Multiple stakeholders and key partners have collaborated efforts over the past four years to develop the Oregon AgrAbility project into a sustainable service provider to the state’s agricultural community. Individuals from Oregon State University, Pacific University, Goodwill Industries International, Inc. (Goodwill), and more have patterned its design after that established by the National AgrAbility Project (NAP), which has been operated by Purdue University in a partnership with Goodwill since 1991. The NAP and and State/Regional Projects (SRAPs) receive funding from the United States Department of Agriculture (USDA) and their overall goal is to find solutions for farmers and ranchers experiencing a decline in function and agricultural productivity due to an injury or illness.
In January 2012 Jill Valenti and Cindi Johnson, third-year students in the School of Occupational Therapy worked together on their innovative practice project (IPP) to build on the progress previous students made through their IPP over the last two years. This year’s project focused on completing an on-farm assessment including preparing written findings and recommendations, revising the USDA grant application (submitted as a part of last year’s related IPP) including its work plan and the timeline of proposed activities, and producing public education materials for future Oregon AgrAbility workshops.
The current structure of Oregon AgrAbility includes leadership offered by Project Coordinators.
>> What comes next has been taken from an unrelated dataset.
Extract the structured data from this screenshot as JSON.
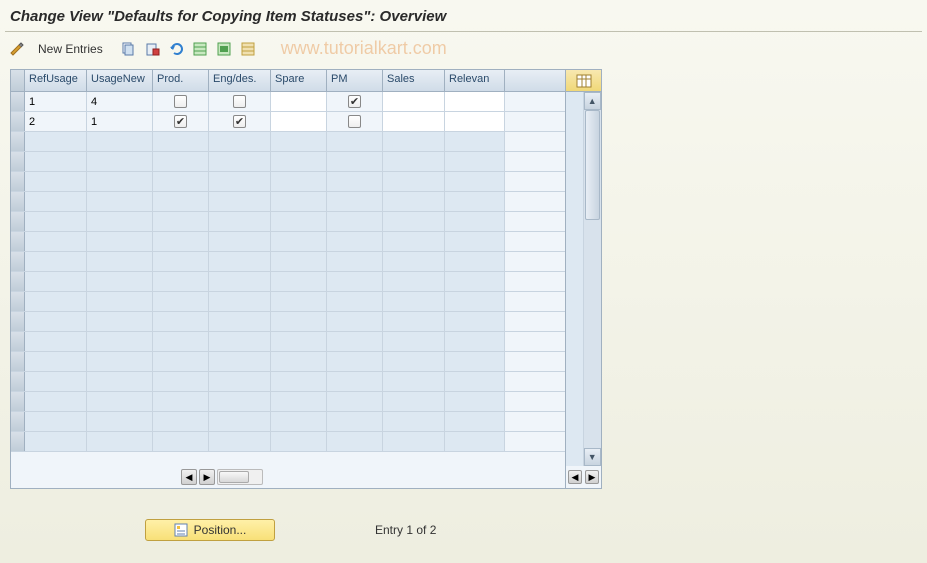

An alumna of Pacific University and practicing occupational therapist, Jill Peacock, OTR/L has been appointed as the Farm Assessor. She was a member of the 2011 Oregon AgrAbility Innovative Practice Project and also attended the National AgrAbility workshop in 2010. Jill and Cindi believe the work plan and its associated timeline as presented act as clear and concise “maps” to guide stakeholders’ future efforts and measure Oregon AgrAbility’s efficacy.
Valenti, Jill and Johnson, Cindi, "Oregon AgrAbility: Providing Solutions to the Agricultural Community" (2012). Innovative Practice Projects. 21.